| Directions for this task |
If a line in the data holds the string "heading", list it.

[Extracted records — start]

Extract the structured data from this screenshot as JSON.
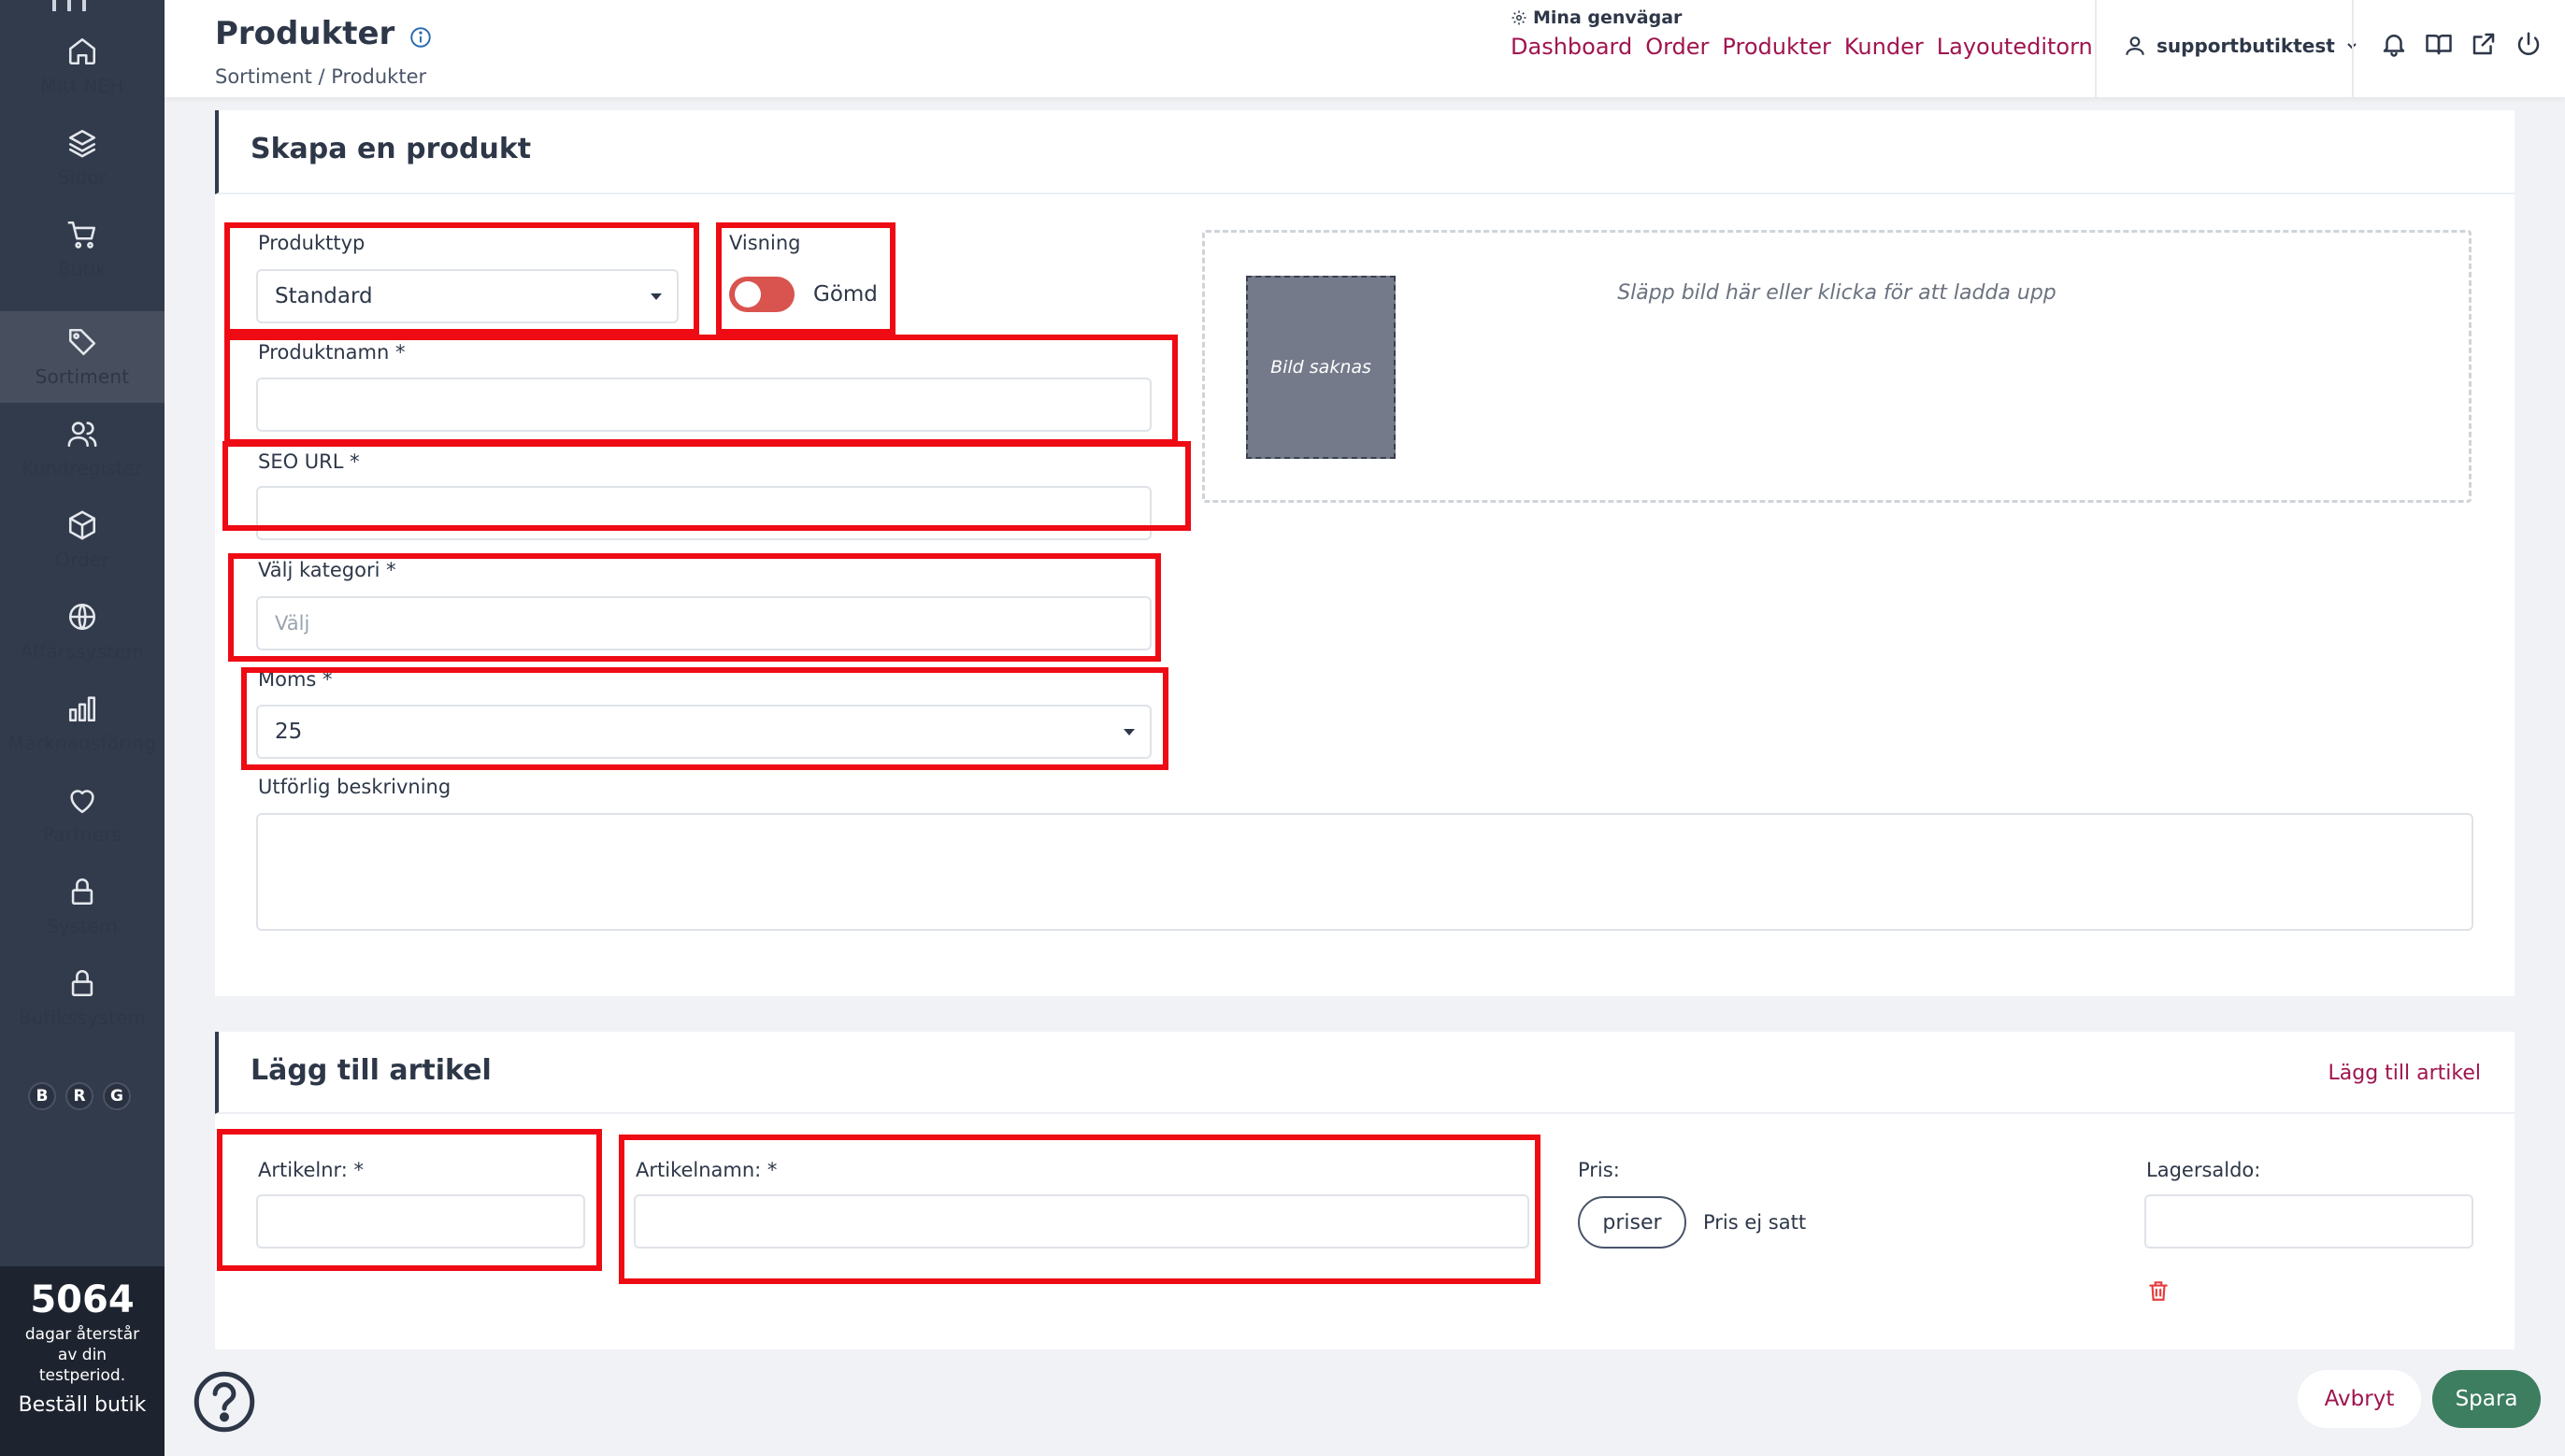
{
  "sidebar": {
    "items": [
      {
        "label": "Mitt NEH"
      },
      {
        "label": "Sidor"
      },
      {
        "label": "Butik"
      },
      {
        "label": "Sortiment"
      },
      {
        "label": "Kundregister"
      },
      {
        "label": "Order"
      },
      {
        "label": "Affärssystem"
      },
      {
        "label": "Marknadsföring"
      },
      {
        "label": "Partners"
      },
      {
        "label": "System"
      },
      {
        "label": "Butikssystem"
      }
    ],
    "badges": [
      "B",
      "R",
      "G"
    ],
    "trial": {
      "days": "5064",
      "line1": "dagar återstår",
      "line2": "av din",
      "line3": "testperiod.",
      "order_link": "Beställ butik"
    }
  },
  "header": {
    "title": "Produkter",
    "breadcrumb": "Sortiment / Produkter",
    "shortcuts_title": "Mina genvägar",
    "shortcuts": [
      "Dashboard",
      "Order",
      "Produkter",
      "Kunder",
      "Layouteditorn"
    ],
    "user": "supportbutiktest"
  },
  "create_product": {
    "heading": "Skapa en produkt",
    "product_type": {
      "label": "Produkttyp",
      "value": "Standard"
    },
    "visibility": {
      "label": "Visning",
      "state_label": "Gömd"
    },
    "product_name": {
      "label": "Produktnamn *",
      "value": ""
    },
    "seo_url": {
      "label": "SEO URL *",
      "value": ""
    },
    "category": {
      "label": "Välj kategori *",
      "placeholder": "Välj"
    },
    "vat": {
      "label": "Moms *",
      "value": "25"
    },
    "description": {
      "label": "Utförlig beskrivning",
      "value": ""
    },
    "image": {
      "drop_text": "Släpp bild här eller klicka för att ladda upp",
      "missing": "Bild saknas"
    }
  },
  "add_article": {
    "heading": "Lägg till artikel",
    "head_link": "Lägg till artikel",
    "article_no": {
      "label": "Artikelnr: *",
      "value": ""
    },
    "article_name": {
      "label": "Artikelnamn: *",
      "value": ""
    },
    "price": {
      "label": "Pris:",
      "button": "priser",
      "status": "Pris ej satt"
    },
    "stock": {
      "label": "Lagersaldo:",
      "value": ""
    }
  },
  "footer": {
    "cancel": "Avbryt",
    "save": "Spara"
  },
  "colors": {
    "sidebar_bg": "#323b4c",
    "accent": "#a0144f",
    "save_green": "#3d7d60",
    "highlight_red": "#ee0b14",
    "toggle_off": "#d9534f"
  }
}
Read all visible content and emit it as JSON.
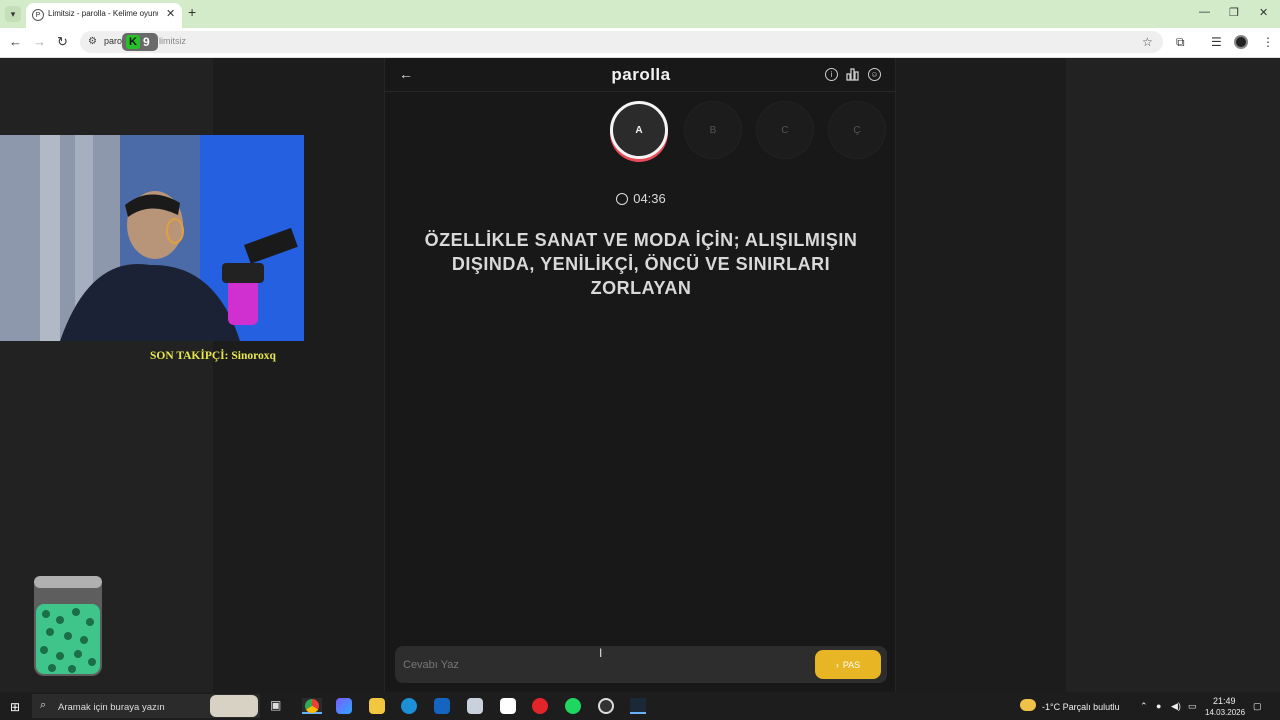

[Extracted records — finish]

| Solution below |
    "heading": "Skapa en produkt",
    "heading": "Lägg till artikel",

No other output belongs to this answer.